**Because Dean is humanity's champion, and life is not about dying, it's about living. People die every day without the apocalypse, but at least most of them get a chance, and sometimes a choice. Sure, many will wind up in heaven, but not all, and some of them will be coerced into going the other way (ref. Jane's murder of Paul last week). And before they get there, they might endure all the horrors Dean and Sam have fought so hard to defeat. He might have temporarily lost sight of that, in the relief of giving in, but it will galvanize him. I'm sure of it!
***Sam didn't really get a chance to explain, but he never saw his escapes as rejection of Dean. It will take a lot to convince Dean of that, and we might not get to see it (chick flick moments, you know), but somehow Sam will have to convince Dean that he's just as important to Sam as Sam is to him.
****I know the religion connection bothers a lot of people, but as an exploration of relationships, I LOVE this. Who doesn't ask how God could let horrible things happen? If humans are made in his image, why can't he be fallible, too? Why can't he also give in to despair and the relief of washing his hands of the problem? Ooooh, how would Dean feel to be told he and God have a lot in common?
The Rest of the Journey:
I have worked really hard...most of the time...to avoid spoilers. But today I couldn't resist and I clicked a link for promo photos of tomorrow night's episode, and saw...um...a spoiler. It made me mad! So of course, while I was writing this post, I went to IMDb to look at the summaries for past episodes, and read the writeup for next week. Which spoiled me again! I'm very excited, because it sounds like a super awesome episode and the specific spoiler makes me soooooo gleeful, but I wish I hadn't known.

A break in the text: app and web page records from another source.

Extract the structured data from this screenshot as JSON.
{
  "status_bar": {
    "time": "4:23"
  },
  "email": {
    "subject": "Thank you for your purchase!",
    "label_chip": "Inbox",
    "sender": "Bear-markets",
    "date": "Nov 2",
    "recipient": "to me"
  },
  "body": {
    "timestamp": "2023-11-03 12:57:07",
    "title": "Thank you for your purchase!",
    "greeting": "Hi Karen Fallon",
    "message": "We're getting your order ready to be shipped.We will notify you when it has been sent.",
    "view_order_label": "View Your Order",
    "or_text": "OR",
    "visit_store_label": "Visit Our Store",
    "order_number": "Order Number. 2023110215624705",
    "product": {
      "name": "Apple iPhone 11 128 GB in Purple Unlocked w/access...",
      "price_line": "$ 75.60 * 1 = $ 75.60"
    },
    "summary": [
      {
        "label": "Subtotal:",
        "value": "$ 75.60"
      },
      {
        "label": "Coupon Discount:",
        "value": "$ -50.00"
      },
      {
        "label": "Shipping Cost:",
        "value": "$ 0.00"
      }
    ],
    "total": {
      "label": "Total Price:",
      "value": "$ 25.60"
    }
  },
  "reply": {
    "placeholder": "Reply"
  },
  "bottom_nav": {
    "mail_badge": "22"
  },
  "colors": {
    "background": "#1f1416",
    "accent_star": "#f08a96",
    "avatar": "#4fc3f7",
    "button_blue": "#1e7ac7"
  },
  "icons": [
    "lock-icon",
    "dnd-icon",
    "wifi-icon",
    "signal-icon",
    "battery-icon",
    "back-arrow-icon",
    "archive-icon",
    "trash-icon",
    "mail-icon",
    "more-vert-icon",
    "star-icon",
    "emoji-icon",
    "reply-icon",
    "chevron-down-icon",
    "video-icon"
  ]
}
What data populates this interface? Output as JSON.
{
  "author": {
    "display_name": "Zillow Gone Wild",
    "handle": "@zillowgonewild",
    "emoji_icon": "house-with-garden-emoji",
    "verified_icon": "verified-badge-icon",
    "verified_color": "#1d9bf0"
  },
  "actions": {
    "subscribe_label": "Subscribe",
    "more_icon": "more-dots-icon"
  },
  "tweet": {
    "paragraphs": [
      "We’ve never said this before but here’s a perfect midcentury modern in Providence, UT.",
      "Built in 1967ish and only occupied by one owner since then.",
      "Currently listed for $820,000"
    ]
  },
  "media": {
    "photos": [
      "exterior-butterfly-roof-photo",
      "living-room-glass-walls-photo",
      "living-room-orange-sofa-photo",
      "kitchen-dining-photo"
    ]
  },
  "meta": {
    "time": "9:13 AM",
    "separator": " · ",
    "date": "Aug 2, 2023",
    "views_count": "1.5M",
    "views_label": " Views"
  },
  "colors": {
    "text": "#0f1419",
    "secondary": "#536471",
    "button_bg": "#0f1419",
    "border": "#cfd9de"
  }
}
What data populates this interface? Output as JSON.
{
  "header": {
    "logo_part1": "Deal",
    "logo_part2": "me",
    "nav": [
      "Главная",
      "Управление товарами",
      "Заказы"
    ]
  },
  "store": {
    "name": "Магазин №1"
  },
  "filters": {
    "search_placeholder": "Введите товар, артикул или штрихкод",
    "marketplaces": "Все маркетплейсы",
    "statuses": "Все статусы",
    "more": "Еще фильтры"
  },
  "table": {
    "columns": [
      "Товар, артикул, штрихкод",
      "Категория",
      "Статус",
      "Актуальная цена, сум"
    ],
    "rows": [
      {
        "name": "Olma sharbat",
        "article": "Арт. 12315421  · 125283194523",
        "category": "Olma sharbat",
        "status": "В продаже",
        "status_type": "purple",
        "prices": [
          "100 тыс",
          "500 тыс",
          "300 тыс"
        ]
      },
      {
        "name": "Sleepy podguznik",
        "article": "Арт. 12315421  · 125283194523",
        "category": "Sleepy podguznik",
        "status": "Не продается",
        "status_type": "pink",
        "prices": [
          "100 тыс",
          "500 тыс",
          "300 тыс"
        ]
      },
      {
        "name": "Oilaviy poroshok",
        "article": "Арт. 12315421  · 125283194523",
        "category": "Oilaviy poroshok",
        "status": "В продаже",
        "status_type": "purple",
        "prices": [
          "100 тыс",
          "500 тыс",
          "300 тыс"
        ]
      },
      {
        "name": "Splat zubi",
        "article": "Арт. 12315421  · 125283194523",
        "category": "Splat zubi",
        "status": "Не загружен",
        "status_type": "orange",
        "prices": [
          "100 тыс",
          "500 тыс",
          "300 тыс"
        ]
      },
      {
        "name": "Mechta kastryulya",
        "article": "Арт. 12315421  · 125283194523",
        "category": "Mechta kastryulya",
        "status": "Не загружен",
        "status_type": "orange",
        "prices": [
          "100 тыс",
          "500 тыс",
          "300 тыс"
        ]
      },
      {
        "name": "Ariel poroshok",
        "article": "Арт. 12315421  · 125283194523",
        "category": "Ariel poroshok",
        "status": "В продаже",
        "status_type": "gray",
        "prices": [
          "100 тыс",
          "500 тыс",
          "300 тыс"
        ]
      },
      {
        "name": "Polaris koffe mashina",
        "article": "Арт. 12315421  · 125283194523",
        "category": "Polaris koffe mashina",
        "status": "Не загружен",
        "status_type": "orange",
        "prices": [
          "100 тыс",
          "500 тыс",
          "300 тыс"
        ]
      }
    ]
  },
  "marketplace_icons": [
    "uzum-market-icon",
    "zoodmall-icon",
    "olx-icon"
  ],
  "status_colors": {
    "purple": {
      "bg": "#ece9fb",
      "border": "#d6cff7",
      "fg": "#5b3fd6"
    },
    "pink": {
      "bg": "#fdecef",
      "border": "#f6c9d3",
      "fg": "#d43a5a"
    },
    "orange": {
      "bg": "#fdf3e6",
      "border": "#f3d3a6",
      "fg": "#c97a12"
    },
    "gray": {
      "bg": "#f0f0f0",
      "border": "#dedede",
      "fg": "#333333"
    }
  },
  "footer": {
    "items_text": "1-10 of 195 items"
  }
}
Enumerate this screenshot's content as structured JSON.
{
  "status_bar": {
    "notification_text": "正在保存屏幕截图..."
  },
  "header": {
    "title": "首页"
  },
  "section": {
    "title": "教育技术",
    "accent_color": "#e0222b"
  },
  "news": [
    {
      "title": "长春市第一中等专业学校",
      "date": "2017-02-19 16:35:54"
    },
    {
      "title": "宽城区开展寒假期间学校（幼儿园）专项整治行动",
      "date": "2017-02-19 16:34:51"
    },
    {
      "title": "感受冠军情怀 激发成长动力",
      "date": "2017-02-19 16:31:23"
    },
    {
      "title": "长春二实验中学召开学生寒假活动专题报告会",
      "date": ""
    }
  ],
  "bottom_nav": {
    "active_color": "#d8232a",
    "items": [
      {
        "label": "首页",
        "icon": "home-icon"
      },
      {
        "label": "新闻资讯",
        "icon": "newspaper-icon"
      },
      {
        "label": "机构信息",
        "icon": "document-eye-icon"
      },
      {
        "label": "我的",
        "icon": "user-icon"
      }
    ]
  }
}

Anyway, as sad as I am that we're down to 5 episodes remaining this season, I'm on the edge of my seat to see them:
Point of No Return
Hammer of the Gods
The Devil You Know
Two Minutes to Midnight